**Task details:** All of the records should come back exactly as written.

**Information:**
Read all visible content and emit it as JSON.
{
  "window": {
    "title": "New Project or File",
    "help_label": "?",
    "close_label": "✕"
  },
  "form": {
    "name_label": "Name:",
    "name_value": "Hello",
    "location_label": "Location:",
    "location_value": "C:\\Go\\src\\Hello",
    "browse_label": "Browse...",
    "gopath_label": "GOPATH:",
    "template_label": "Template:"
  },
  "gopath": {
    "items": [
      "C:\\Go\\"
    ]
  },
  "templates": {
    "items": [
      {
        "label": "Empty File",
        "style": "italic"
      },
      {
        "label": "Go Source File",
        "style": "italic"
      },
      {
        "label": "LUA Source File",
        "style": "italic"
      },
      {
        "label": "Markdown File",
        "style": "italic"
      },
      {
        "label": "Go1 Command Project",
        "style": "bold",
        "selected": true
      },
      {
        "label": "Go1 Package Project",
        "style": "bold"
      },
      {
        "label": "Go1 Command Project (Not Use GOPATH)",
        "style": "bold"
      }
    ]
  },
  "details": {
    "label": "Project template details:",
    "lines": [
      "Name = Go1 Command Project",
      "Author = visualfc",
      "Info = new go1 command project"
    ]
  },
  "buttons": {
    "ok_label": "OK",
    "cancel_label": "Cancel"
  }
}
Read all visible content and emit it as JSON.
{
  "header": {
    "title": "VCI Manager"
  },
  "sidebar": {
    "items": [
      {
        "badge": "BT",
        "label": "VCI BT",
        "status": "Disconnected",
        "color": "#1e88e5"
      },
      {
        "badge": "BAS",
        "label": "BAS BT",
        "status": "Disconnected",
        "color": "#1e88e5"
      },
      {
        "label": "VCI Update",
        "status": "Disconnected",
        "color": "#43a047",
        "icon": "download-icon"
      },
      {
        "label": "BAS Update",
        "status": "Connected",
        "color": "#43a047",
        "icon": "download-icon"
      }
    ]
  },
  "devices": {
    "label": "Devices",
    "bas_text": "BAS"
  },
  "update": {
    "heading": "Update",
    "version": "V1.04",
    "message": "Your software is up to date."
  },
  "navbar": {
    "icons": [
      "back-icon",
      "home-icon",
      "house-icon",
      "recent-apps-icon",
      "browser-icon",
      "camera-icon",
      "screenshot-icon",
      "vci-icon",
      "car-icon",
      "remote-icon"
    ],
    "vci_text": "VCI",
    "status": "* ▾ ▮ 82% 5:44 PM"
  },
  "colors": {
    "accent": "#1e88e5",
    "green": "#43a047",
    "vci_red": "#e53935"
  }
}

**Response to the exercise:**
Read all visible content and emit it as JSON.
{
  "window": {
    "title": "New Project or File",
    "help_label": "?",
    "close_label": "✕"
  },
  "form": {
    "name_label": "Name:",
    "name_value": "Hello",
    "location_label": "Location:",
    "location_value": "C:\\Go\\src\\Hello",
    "browse_label": "Browse...",
    "gopath_label": "GOPATH:",
    "template_label": "Template:"
  },
  "gopath": {
    "items": [
      "C:\\Go\\"
    ]
  },
  "templates": {
    "items": [
      {
        "label": "Empty File",
        "style": "italic"
      },
      {
        "label": "Go Source File",
        "style": "italic"
      },
      {
        "label": "LUA Source File",
        "style": "italic"
      },
      {
        "label": "Markdown File",
        "style": "italic"
      },
      {
        "label": "Go1 Command Project",
        "style": "bold",
        "selected": true
      },
      {
        "label": "Go1 Package Project",
        "style": "bold"
      },
      {
        "label": "Go1 Command Project (Not Use GOPATH)",
        "style": "bold"
      }
    ]
  },
  "details": {
    "label": "Project template details:",
    "lines": [
      "Name = Go1 Command Project",
      "Author = visualfc",
      "Info = new go1 command project"
    ]
  },
  "buttons": {
    "ok_label": "OK",
    "cancel_label": "Cancel"
  }
}
Read all visible content and emit it as JSON.
{
  "header": {
    "title": "VCI Manager"
  },
  "sidebar": {
    "items": [
      {
        "badge": "BT",
        "label": "VCI BT",
        "status": "Disconnected",
        "color": "#1e88e5"
      },
      {
        "badge": "BAS",
        "label": "BAS BT",
        "status": "Disconnected",
        "color": "#1e88e5"
      },
      {
        "label": "VCI Update",
        "status": "Disconnected",
        "color": "#43a047",
        "icon": "download-icon"
      },
      {
        "label": "BAS Update",
        "status": "Connected",
        "color": "#43a047",
        "icon": "download-icon"
      }
    ]
  },
  "devices": {
    "label": "Devices",
    "bas_text": "BAS"
  },
  "update": {
    "heading": "Update",
    "version": "V1.04",
    "message": "Your software is up to date."
  },
  "navbar": {
    "icons": [
      "back-icon",
      "home-icon",
      "house-icon",
      "recent-apps-icon",
      "browser-icon",
      "camera-icon",
      "screenshot-icon",
      "vci-icon",
      "car-icon",
      "remote-icon"
    ],
    "vci_text": "VCI",
    "status": "* ▾ ▮ 82% 5:44 PM"
  },
  "colors": {
    "accent": "#1e88e5",
    "green": "#43a047",
    "vci_red": "#e53935"
  }
}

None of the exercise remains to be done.